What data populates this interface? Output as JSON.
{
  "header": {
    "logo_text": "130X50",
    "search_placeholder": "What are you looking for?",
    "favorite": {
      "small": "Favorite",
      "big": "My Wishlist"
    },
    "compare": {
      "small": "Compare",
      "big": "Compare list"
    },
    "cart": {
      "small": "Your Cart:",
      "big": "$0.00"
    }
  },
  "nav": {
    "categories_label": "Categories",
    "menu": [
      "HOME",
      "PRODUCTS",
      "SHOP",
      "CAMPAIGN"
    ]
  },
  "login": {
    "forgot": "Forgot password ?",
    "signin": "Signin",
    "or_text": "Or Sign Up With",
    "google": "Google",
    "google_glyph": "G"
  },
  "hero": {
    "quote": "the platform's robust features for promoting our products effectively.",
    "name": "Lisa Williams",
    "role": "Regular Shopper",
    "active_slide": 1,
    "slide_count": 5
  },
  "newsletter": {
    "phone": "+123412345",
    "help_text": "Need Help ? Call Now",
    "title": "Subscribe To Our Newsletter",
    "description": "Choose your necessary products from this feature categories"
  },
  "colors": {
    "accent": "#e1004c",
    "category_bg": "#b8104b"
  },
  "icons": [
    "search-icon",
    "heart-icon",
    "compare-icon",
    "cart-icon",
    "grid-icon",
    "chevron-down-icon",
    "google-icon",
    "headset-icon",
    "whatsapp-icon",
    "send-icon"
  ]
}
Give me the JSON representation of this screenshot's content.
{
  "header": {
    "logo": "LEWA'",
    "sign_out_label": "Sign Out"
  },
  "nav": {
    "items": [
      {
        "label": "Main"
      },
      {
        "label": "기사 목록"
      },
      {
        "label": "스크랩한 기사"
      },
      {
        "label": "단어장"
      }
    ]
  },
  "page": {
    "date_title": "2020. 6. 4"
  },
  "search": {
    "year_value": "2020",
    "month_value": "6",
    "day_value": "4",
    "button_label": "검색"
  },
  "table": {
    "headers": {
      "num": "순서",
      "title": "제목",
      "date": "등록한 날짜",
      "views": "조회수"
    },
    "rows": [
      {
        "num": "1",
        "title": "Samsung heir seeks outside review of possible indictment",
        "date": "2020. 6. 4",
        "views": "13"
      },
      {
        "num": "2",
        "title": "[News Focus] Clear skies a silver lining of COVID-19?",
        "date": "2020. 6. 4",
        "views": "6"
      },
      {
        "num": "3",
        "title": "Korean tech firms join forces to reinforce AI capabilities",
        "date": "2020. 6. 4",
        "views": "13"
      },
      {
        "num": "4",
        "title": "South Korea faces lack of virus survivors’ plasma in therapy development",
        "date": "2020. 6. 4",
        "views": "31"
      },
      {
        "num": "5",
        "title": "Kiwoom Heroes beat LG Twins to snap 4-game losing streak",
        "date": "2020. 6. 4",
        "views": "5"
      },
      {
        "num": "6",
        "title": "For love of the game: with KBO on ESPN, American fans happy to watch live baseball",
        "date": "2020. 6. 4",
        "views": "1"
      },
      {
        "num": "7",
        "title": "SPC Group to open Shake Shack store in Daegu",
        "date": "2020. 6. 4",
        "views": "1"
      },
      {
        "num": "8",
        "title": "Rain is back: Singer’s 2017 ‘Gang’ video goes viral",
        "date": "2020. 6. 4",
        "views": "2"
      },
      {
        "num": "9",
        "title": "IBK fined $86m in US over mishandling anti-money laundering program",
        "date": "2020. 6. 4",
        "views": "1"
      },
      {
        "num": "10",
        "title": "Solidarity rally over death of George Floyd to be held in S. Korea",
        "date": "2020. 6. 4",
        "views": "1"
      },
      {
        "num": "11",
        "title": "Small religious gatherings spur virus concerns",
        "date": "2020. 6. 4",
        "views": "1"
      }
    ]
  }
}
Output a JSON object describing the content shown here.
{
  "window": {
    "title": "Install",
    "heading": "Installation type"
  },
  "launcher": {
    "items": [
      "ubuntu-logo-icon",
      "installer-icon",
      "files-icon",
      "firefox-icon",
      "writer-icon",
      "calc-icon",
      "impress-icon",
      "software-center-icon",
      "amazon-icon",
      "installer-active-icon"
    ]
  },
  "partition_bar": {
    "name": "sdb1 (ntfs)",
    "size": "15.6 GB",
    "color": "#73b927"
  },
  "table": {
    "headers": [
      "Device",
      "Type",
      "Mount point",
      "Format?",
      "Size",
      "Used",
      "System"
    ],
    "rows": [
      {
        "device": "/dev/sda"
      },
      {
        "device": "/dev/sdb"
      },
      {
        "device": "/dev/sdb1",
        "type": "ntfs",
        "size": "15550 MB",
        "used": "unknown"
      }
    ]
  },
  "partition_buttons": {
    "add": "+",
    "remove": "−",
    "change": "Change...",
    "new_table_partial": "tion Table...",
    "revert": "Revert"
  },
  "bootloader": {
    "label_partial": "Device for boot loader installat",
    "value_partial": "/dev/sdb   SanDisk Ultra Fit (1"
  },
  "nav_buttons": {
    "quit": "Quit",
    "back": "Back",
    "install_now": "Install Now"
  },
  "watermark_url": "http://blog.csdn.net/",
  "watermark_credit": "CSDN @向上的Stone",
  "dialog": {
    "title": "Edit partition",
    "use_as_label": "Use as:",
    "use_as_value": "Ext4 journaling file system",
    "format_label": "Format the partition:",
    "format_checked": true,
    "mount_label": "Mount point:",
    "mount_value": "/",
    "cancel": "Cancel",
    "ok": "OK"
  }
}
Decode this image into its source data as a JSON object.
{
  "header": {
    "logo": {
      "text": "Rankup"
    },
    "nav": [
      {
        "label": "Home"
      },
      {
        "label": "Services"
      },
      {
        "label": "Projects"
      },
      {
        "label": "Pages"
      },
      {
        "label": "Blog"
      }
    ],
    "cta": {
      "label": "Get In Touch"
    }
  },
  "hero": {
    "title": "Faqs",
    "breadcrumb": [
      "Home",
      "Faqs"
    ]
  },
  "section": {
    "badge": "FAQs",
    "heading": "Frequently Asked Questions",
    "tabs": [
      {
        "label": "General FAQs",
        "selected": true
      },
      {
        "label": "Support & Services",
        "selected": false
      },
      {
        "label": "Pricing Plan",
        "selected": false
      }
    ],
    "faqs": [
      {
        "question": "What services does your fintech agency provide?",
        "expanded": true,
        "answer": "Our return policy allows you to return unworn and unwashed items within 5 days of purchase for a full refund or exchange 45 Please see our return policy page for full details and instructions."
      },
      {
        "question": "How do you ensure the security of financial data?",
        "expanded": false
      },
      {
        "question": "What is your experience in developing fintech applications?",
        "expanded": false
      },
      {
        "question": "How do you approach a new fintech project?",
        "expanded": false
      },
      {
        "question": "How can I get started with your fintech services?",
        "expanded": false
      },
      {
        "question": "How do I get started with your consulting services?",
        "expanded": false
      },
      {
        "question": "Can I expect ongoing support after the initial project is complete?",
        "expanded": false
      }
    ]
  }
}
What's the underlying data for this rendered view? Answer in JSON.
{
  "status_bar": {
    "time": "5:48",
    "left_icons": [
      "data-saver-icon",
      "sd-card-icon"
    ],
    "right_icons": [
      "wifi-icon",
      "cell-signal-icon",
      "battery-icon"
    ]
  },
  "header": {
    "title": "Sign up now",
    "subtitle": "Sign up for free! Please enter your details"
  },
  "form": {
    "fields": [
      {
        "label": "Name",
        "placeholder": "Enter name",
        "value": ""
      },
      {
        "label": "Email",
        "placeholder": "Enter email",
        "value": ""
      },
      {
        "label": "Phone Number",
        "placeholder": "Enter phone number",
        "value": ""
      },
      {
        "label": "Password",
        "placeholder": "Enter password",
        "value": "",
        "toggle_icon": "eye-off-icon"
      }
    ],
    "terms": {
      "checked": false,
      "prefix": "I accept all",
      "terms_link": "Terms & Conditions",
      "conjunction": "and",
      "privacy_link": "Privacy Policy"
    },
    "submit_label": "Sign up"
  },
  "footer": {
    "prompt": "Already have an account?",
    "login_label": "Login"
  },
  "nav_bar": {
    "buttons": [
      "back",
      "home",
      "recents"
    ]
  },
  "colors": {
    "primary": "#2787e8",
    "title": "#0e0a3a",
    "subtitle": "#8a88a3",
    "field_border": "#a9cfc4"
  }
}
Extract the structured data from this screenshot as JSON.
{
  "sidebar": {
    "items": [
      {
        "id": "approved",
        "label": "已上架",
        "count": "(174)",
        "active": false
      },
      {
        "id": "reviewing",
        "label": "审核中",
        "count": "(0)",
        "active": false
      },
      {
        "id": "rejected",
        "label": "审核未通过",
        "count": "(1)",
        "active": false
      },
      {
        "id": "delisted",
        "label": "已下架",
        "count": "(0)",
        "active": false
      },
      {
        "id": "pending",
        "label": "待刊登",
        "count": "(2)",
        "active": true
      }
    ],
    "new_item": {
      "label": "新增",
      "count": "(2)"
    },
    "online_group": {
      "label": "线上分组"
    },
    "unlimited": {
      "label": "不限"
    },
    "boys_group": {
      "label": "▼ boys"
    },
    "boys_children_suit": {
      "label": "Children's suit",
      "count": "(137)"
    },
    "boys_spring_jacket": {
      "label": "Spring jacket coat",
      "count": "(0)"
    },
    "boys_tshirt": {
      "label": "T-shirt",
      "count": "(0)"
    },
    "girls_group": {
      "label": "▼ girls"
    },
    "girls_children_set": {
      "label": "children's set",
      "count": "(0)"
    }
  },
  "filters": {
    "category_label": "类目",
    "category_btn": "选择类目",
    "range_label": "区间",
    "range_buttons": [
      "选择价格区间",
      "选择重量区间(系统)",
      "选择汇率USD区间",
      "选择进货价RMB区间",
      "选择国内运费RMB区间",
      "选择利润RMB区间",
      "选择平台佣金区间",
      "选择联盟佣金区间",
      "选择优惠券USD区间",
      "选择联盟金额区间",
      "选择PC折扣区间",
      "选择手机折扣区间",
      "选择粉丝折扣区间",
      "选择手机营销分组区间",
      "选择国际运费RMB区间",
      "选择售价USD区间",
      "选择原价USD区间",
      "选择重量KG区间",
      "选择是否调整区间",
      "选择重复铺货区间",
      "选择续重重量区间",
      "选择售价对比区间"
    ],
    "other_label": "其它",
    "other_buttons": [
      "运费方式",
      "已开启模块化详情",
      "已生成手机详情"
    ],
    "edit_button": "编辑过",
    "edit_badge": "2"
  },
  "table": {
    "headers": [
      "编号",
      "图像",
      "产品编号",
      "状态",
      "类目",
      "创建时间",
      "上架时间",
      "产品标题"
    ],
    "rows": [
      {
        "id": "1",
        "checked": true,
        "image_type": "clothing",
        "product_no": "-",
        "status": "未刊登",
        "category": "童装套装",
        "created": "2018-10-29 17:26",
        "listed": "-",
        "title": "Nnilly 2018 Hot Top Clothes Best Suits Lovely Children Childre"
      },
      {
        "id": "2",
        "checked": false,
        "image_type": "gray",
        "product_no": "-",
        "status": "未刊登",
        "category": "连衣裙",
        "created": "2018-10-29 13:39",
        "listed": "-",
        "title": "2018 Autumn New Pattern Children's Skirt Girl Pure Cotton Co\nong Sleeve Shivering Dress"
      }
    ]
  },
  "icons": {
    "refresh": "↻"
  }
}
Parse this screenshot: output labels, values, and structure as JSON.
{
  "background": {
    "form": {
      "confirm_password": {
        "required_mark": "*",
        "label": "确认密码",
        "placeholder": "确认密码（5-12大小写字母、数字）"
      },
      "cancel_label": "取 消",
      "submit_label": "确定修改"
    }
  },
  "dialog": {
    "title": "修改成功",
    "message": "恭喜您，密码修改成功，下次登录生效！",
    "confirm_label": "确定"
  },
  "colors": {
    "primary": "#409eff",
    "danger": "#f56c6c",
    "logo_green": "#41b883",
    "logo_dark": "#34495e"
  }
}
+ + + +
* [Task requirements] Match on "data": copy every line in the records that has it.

* [Exercise response]
What data populates this interface? Output as JSON.
Decode this image into its source data as a JSON object.
        "question": "How do you ensure the security of financial data?",
What's the underlying data for this rendered view? Answer in JSON.
      "data-saver-icon",
Extract the structured data from this screenshot as JSON.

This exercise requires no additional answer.